# Problem statement:
Pull out every line from the listing that has the word "name".
--- Source records Enclosed Below ---
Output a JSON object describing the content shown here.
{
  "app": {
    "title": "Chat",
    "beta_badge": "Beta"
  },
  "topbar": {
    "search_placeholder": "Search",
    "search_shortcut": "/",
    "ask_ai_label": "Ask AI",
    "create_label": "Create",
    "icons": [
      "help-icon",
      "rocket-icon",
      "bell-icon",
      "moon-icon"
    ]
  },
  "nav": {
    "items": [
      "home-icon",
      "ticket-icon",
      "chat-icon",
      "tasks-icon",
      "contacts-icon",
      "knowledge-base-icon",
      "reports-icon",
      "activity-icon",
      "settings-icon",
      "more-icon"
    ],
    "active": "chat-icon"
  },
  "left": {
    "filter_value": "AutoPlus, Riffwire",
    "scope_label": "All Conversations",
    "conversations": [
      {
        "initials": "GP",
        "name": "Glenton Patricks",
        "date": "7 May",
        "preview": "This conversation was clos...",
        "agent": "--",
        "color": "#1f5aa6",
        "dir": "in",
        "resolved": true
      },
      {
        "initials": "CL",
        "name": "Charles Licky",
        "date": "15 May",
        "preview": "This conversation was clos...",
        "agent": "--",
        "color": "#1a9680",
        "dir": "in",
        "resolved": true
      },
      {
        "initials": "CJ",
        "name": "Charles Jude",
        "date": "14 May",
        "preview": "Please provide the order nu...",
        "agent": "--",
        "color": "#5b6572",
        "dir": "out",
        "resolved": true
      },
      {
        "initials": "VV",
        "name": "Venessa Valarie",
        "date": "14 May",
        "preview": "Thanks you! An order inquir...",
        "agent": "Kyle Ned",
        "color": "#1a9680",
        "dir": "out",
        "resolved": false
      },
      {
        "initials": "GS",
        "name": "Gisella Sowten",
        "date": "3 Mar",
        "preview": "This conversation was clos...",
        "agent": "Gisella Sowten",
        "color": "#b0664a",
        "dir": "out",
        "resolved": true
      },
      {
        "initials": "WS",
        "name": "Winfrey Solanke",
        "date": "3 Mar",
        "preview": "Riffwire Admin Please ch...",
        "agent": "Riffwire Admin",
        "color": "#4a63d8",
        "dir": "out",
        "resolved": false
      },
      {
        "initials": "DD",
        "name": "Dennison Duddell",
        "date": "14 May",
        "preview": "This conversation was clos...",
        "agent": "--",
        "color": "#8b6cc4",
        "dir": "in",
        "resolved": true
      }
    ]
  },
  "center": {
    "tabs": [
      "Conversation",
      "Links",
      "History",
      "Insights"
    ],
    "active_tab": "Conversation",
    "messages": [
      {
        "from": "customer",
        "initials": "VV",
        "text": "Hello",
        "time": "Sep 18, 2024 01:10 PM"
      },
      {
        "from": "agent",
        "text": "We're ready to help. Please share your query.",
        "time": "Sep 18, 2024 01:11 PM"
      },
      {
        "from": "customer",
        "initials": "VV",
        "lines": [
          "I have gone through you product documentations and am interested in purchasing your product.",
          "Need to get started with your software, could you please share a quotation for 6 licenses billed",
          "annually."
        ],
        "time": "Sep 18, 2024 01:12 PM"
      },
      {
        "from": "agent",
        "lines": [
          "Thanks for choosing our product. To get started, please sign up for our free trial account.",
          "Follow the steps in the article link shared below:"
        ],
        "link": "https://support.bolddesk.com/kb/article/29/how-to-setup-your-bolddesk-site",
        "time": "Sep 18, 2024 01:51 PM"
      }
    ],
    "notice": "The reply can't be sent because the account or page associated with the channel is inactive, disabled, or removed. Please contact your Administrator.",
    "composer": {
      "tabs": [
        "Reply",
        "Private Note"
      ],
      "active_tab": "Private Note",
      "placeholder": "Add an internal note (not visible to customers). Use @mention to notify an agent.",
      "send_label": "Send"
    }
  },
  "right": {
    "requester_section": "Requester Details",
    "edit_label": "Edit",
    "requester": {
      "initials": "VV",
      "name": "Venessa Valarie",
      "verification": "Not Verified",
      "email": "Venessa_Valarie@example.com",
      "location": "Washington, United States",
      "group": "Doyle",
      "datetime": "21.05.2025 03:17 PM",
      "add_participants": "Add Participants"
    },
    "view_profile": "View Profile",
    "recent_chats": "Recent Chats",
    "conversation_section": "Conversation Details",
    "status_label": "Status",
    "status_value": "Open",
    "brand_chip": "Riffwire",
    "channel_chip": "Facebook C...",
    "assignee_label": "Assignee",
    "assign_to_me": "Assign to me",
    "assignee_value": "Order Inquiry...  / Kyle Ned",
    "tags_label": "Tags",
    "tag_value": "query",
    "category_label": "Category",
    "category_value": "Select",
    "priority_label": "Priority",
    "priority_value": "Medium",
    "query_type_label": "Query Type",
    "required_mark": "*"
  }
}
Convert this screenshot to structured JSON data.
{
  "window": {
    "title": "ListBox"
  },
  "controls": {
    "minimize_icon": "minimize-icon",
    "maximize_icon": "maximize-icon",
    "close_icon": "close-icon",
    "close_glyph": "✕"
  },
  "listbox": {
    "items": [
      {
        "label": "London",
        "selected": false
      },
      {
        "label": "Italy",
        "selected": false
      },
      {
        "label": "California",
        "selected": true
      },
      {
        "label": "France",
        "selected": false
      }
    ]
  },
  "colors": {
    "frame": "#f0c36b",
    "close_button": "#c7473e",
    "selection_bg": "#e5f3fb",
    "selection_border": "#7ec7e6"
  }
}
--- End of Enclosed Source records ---
# Solved problem:
        "name": "Glenton Patricks",
        "name": "Charles Licky",
        "name": "Charles Jude",
        "name": "Venessa Valarie",
        "name": "Gisella Sowten",
        "name": "Winfrey Solanke",
        "name": "Dennison Duddell",
      "name": "Venessa Valarie",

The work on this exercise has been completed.